As a kid, I’d always be coughing and making strange noises: snorting, sniffling and all sorts of unusual sounds. It started to become more prominent when I was 8, that’s when my mom decided to take me to the doctor and see what was going on with me. I was then diagnosed with Asthma, which we believed was the problem, but it really wasn’t. I was given an inhaler that I felt really didn’t do anything to help my constant coughing and noises. By the time I was 13, I began to notice more things happening. It wasn’t just the coughing now, I started twitching everywhere, having so many different types of involuntary movements, from flexing my hands to flicking my toes to jerking my neck in directions causing me to create large knots in my back.

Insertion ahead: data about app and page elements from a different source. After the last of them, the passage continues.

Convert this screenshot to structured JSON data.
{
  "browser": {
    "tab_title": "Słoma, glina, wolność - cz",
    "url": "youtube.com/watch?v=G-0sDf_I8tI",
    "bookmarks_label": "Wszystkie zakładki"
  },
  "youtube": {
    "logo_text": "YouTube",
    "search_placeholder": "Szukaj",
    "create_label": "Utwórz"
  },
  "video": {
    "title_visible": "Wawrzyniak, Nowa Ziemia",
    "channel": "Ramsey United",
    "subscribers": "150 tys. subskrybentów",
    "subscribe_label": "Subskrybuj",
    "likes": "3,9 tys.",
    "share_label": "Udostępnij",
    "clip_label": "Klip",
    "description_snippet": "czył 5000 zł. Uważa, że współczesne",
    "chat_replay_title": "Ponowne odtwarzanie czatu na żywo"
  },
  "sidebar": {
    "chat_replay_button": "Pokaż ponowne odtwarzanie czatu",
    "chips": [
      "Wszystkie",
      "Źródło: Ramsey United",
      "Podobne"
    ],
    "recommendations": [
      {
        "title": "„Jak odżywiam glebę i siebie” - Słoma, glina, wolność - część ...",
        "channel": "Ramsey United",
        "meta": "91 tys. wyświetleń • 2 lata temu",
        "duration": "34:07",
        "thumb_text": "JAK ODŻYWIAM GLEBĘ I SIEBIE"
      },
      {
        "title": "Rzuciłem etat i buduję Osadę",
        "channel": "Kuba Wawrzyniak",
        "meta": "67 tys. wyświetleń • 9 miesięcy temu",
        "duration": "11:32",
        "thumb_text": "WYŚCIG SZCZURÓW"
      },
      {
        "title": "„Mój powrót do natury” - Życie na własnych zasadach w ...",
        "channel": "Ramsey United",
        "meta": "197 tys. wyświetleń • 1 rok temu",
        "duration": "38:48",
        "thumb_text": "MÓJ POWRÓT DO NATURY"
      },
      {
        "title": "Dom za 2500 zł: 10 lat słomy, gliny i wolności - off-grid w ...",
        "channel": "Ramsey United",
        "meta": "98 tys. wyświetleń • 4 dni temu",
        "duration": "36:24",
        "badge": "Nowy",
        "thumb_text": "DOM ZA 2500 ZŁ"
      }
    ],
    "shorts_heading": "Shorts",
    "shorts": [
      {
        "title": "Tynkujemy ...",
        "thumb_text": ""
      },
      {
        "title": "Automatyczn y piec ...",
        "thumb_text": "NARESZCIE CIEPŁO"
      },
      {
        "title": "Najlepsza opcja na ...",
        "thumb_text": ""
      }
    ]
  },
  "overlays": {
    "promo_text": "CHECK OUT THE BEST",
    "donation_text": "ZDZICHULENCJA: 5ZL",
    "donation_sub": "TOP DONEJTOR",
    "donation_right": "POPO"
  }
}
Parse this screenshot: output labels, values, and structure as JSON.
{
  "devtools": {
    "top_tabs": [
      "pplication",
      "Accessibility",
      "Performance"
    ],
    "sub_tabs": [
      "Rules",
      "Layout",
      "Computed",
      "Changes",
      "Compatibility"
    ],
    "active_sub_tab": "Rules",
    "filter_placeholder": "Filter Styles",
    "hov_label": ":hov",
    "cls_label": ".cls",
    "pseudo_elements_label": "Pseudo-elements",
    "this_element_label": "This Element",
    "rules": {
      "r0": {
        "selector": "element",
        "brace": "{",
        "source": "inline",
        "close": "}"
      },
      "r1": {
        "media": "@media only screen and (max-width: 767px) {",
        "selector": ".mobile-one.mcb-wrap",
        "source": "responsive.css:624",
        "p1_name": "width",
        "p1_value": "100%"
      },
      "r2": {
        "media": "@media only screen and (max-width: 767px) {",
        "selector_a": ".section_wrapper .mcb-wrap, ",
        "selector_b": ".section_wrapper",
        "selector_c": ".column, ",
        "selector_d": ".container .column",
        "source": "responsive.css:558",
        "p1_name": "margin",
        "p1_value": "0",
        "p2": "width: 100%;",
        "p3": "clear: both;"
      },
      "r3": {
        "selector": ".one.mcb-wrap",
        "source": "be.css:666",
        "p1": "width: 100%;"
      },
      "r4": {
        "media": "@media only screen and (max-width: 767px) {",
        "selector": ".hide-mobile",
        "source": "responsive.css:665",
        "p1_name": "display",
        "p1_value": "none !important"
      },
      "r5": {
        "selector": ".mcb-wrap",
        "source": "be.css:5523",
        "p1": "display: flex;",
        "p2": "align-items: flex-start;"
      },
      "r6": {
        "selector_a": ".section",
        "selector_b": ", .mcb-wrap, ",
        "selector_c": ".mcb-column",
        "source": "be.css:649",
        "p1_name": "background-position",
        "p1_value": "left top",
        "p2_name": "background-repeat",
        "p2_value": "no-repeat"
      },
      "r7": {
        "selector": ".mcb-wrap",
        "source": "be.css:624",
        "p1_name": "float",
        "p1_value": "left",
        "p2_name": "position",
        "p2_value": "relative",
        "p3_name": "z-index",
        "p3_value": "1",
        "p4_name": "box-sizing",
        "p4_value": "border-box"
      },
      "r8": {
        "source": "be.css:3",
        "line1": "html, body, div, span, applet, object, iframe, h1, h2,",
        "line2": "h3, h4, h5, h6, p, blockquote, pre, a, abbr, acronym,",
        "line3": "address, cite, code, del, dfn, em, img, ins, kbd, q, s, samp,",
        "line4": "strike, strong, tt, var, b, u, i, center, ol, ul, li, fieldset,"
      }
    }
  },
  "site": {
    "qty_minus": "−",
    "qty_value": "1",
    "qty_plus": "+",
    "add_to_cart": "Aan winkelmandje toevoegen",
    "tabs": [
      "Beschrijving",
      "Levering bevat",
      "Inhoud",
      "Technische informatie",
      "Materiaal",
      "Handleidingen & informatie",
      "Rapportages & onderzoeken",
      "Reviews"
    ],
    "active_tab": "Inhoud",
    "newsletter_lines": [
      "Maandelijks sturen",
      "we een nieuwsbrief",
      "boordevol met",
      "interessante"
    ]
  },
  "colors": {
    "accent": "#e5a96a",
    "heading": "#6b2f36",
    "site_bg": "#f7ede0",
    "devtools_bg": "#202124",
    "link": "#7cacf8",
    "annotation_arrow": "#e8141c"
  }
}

One day in school, I was in 7th grade at the time, I was at lunch with the boys in my grade. I was eating my lunch and twitching my hands and blinking constantly in an abnormal way, and I looked over to see some of my friends at the time laughing. Me and one of my friends didn’t know what they were all laughing about, but then I soon realized, they were making fun of my tics. I was so offended and hurt by this, I went into the bathroom and cried, finishing my food by myself. That was when I realized something had to be done. I went to my mom and we scheduled an appointment with a neurologist, who then diagnosed me with Chronic Tic/Tourrette Syndrome. My mom cried after getting the diagnosis because she knew there was something wrong, and it wasn’t Asthma or the flu or a habit. My dad’s side of the family would always yell at me for coughing at the dinner table and thought I was constantly sick, but that wasn’t the case. My mom was happy to know what was actually wrong with me and began to study on how to help suppress my tics.

As of today, I’ve been through 4 doctors who’ve helped in different ways to suppress my tics, but nothing truly effective has happened to me just yet. People hardly notice I have Tourrette Syndrome now even though I notice my movements and noises, so I guess the medicines and routines I’ve done have really made progress on stopping the tics. I still get large knots in my back and have some very bad days with tics, but there are also very good days. I’ve learned to accept that this is something I have to live with, and I take pride in it. If it wasn’t for my mother or my friends and my doctors, I wouldn’t feel nearly as good about myself as I do now. I feel like I deserve this scholarship because I’ve struggled with this illness for a long time and my family wants me to pursue my dreams, but it’s very difficult with what I want to do and our current financial situation. I want to be able to attend film school, and make it in the industry, creating and working on films that mean something and can be something audiences around the world can connect to.